A brief description of the legal requirements you must meet after an accident is Stop, Help, Exchange, and Report.
First, STOP your car, even if you think nobody was hurt, no property was damaged, and the accident was not your fault. If you do not stop, a criminal charge of hit-and-run can be brought against you. If no one is around and there is only property damage, you must try to find the person who owns the damaged property. If you cannot, you must leave a note that includes your name and contact information, as well as a description of the accident. If you do not own the car, you must also include the car owner’s name and contact information.
Next, assess whether anyone was injured. Under California law, you must HELP—provide reasonable assistance—if someone was hurt in the accident, whether another driver, passenger, or pedestrian. This means that you may have to provide first aid, call 911, or even take the person to the emergency room yourself, depending on the circumstances.
You must also EXCHANGE the following information with other drivers involved in the crash:
- your name and contact information;
- your driver’s license number and vehicle identification number (VIN);
- if the car is not yours, the name and contact information of its owner;
- your insurance company’s name and contact information, as well as your policy number (or other evidence of financial responsibility).
If anyone was hurt or killed, you must REPORT the wreck to the local police or the California Highway Patrol immediately. If an officer does not come to the scene of the crash, you must file a written report of the accident.

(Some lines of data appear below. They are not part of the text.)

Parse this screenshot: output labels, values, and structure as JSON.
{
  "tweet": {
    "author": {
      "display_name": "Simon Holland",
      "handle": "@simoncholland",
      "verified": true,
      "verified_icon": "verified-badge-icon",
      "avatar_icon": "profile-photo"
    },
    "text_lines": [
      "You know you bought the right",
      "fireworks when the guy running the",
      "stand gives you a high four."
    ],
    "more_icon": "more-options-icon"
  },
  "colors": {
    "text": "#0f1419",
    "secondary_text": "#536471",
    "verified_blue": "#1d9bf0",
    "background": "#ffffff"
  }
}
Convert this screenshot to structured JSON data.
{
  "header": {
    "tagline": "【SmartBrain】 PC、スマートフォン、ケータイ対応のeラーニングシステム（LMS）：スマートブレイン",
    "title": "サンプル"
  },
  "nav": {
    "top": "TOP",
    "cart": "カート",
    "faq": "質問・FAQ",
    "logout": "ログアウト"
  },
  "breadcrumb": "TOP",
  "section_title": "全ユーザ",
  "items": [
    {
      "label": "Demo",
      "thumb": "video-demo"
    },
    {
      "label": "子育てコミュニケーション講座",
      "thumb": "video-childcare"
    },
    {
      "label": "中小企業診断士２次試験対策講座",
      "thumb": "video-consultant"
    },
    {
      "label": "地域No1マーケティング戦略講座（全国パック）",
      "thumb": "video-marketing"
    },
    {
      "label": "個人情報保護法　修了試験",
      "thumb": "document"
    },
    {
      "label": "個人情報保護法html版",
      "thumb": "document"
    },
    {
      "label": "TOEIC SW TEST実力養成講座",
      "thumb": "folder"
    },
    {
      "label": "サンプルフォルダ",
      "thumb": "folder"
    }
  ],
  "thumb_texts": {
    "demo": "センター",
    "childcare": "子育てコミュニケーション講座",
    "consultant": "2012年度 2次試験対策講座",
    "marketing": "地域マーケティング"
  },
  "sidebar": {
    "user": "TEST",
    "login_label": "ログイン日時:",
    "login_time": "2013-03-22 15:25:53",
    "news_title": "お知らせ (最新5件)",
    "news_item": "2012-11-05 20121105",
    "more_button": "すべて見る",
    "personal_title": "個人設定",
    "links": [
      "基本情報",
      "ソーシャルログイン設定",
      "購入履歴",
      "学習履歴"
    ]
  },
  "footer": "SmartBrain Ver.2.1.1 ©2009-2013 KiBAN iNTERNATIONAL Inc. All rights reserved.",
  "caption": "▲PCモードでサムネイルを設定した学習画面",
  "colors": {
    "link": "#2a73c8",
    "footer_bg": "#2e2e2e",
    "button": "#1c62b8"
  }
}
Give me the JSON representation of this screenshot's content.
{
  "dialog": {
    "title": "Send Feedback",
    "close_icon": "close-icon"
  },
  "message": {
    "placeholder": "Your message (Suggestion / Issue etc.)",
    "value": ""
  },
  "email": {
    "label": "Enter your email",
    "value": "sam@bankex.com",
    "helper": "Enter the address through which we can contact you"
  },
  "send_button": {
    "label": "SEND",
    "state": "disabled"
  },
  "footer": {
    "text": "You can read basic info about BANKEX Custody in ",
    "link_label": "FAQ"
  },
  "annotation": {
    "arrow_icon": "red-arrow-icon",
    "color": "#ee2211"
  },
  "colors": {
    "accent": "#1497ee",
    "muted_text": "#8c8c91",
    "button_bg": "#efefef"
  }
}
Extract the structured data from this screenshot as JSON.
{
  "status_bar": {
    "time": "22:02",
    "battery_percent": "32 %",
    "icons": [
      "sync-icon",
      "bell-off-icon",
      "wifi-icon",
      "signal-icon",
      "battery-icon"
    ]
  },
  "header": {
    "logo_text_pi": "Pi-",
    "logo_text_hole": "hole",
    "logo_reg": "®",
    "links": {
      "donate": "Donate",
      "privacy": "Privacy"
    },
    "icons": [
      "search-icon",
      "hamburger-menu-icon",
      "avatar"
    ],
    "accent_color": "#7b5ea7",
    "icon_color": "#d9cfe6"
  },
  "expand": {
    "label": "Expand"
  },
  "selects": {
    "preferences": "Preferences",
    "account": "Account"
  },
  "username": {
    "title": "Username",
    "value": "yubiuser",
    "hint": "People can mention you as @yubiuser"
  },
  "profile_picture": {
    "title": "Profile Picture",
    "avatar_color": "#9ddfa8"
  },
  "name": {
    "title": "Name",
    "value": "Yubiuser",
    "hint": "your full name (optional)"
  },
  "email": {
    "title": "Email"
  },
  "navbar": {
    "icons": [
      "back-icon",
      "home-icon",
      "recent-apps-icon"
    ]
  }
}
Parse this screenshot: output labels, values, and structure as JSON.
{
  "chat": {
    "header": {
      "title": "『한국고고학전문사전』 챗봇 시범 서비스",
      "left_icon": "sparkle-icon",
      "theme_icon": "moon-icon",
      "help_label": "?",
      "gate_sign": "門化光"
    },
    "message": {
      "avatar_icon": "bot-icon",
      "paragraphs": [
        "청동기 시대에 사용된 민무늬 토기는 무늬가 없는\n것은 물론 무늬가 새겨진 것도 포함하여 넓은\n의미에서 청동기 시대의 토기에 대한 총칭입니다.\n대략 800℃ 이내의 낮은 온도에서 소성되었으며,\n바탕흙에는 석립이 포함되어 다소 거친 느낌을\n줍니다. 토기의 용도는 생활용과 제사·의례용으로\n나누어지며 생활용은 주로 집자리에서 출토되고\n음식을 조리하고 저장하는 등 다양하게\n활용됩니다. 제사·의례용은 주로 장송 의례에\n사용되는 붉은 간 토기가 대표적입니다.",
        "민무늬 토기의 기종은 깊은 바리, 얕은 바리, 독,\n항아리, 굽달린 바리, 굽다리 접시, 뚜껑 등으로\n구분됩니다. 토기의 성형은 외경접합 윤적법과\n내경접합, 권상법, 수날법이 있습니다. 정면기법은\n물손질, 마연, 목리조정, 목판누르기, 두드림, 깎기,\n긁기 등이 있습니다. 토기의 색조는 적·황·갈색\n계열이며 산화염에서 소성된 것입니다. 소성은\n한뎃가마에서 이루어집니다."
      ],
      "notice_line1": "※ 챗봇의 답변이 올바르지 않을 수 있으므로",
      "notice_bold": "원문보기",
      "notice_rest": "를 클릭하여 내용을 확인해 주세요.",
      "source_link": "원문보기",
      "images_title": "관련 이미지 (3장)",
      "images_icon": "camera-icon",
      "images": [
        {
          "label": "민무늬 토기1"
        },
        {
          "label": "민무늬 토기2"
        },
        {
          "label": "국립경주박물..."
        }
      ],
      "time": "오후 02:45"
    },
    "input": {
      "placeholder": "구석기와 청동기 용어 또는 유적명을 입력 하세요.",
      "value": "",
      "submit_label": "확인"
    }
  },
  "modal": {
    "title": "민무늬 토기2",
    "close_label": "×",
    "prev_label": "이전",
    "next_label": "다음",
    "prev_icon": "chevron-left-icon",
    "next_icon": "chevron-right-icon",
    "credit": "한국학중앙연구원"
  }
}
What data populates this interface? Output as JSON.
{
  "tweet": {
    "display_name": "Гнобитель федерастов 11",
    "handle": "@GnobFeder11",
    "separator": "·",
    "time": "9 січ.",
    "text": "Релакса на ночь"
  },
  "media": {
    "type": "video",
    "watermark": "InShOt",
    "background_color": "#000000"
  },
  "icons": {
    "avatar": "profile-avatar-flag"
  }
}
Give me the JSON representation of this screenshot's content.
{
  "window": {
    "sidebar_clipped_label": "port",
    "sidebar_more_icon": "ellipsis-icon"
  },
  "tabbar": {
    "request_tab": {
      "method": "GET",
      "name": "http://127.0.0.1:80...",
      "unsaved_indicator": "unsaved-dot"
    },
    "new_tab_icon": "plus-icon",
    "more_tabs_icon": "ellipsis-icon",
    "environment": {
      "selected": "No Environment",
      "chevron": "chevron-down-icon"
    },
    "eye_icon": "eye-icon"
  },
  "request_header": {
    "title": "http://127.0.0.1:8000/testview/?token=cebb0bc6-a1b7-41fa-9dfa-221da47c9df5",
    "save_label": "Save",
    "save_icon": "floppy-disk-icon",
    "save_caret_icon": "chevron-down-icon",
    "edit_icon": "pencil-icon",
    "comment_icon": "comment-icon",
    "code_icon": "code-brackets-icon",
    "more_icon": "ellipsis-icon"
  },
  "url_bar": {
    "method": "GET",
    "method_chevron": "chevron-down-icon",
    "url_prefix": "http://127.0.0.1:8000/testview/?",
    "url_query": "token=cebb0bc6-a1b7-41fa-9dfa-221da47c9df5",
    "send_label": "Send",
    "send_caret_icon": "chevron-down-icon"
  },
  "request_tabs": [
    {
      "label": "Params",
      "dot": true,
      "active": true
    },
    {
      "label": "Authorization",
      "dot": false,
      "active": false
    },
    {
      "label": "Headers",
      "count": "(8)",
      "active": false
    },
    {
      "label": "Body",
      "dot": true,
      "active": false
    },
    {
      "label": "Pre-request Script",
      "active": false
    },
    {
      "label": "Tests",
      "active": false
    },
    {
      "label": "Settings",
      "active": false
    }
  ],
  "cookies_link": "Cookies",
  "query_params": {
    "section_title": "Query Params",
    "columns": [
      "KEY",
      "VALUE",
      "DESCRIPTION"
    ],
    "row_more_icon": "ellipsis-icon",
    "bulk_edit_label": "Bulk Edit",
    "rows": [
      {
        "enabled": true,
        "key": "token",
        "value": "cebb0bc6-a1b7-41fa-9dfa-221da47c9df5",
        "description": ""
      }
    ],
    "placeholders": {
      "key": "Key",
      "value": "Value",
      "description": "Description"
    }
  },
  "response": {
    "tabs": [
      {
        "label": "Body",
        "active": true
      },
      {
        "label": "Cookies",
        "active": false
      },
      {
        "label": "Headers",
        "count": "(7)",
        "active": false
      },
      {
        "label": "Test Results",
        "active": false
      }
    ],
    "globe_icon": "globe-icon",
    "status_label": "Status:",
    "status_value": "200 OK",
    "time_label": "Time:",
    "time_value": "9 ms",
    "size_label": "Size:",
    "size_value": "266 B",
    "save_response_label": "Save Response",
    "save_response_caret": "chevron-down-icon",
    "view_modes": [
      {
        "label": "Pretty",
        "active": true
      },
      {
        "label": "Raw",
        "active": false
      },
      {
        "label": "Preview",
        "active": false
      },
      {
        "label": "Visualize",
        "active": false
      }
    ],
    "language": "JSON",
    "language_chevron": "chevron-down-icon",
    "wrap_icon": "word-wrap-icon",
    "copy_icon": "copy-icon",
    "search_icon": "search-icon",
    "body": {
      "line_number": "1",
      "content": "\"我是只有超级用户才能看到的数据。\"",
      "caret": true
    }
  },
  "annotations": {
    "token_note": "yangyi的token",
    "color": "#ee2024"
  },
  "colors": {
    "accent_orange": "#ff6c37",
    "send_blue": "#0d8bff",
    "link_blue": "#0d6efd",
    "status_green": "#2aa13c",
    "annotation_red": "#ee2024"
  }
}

You must also file a report with the California Department of Motor Vehicles (DMV) if anyone is hurt or killed or if there is any property damage to any car that exceeds $750. You will also have to provide evidence of your financial responsibility to the DMV.
In addition to meeting these legal requirements, if you are able, you should take notes or pictures to collect information about the accident and the people involved.
- information about other cars, drivers, passengers, insurance companies, and witnesses;
- the location of the accident, as well as traffic signs, lights, and cameras;
- the location and length of skid marks and debris, if any exists;
- the names of businesses located near the accident scene;
- the name of the investigating officer and his or her department; and
- the weather conditions at the time of the accident.
Sorting out who is responsible for an accident is tough and often requires an examination of all of the evidence after the wreck. If you or a family member were wrongfully injured in an accident, call us at 888.777.1776 oruse our online contact form. Delays can hurt your case, so please don't wait.